The release had been anticipated for quite some time, given that this is the world’s leading desktop operating system, with approximately 1 billion installations of Windows 10 alone.
Flutter, which uses the Dart programming language, allows developers to create apps that operate natively on each platform, sharing as much code as possible to avoid double efforts and masking differences where they occur.
Flutter wants developers to be free to focus on what they want to design rather than whatever device they want to build for. This is generally more appropriate for small businesses or freelance developers who cannot target various platforms separately.
Developers can currently use Flutter to create apps that target Windows devices such as desktop PCs. Instead of merely touch for phones, the goal has been to integrate desktop mouse and cursor interaction paradigms. According to Google, more than half of all Flutter developers currently use Windows, so providing native desktop support for Microsoft’s ubiquitous operating system makes a lot of sense.

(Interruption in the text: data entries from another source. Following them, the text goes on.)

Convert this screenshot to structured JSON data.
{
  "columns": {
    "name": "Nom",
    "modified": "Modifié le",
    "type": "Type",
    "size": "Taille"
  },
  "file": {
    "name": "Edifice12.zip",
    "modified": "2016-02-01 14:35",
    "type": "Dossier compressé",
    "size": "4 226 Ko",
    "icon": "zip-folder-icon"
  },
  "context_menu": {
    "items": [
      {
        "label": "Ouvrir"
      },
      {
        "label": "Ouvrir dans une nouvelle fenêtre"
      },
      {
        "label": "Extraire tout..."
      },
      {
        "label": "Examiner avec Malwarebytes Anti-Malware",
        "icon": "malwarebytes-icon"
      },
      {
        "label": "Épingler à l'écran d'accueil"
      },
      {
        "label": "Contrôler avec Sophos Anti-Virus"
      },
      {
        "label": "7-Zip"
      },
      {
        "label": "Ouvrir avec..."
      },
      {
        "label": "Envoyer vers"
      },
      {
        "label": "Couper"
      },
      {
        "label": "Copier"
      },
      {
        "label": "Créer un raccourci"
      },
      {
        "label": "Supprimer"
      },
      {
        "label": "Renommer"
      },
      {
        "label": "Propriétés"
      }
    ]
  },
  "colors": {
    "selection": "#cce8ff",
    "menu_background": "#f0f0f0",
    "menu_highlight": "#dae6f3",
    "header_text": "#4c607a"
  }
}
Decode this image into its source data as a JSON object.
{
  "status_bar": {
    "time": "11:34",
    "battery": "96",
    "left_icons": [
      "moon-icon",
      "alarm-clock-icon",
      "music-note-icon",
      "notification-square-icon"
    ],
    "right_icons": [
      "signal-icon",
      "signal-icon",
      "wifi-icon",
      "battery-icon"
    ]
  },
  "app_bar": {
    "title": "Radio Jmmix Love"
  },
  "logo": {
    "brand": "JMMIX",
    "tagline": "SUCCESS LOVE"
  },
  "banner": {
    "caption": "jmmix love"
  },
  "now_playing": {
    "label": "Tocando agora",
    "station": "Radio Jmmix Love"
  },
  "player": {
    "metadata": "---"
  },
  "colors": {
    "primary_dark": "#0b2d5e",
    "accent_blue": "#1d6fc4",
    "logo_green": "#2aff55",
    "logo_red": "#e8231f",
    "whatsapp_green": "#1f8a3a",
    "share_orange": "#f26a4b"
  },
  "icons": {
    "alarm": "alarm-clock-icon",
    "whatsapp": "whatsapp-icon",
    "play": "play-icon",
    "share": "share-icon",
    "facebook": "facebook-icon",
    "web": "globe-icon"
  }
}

The Flutter development team recognizes that there is much work to be done on Windows, such as adding features for “accessibility, globalization and localization, enhanced keyboard and text handling, support for command-line arguments, and more.” This initial version provides a solid basis that will be refined over the next few months. With Windows 7 and above support, Flutter support for Windows offers a starting point for ambitious developers.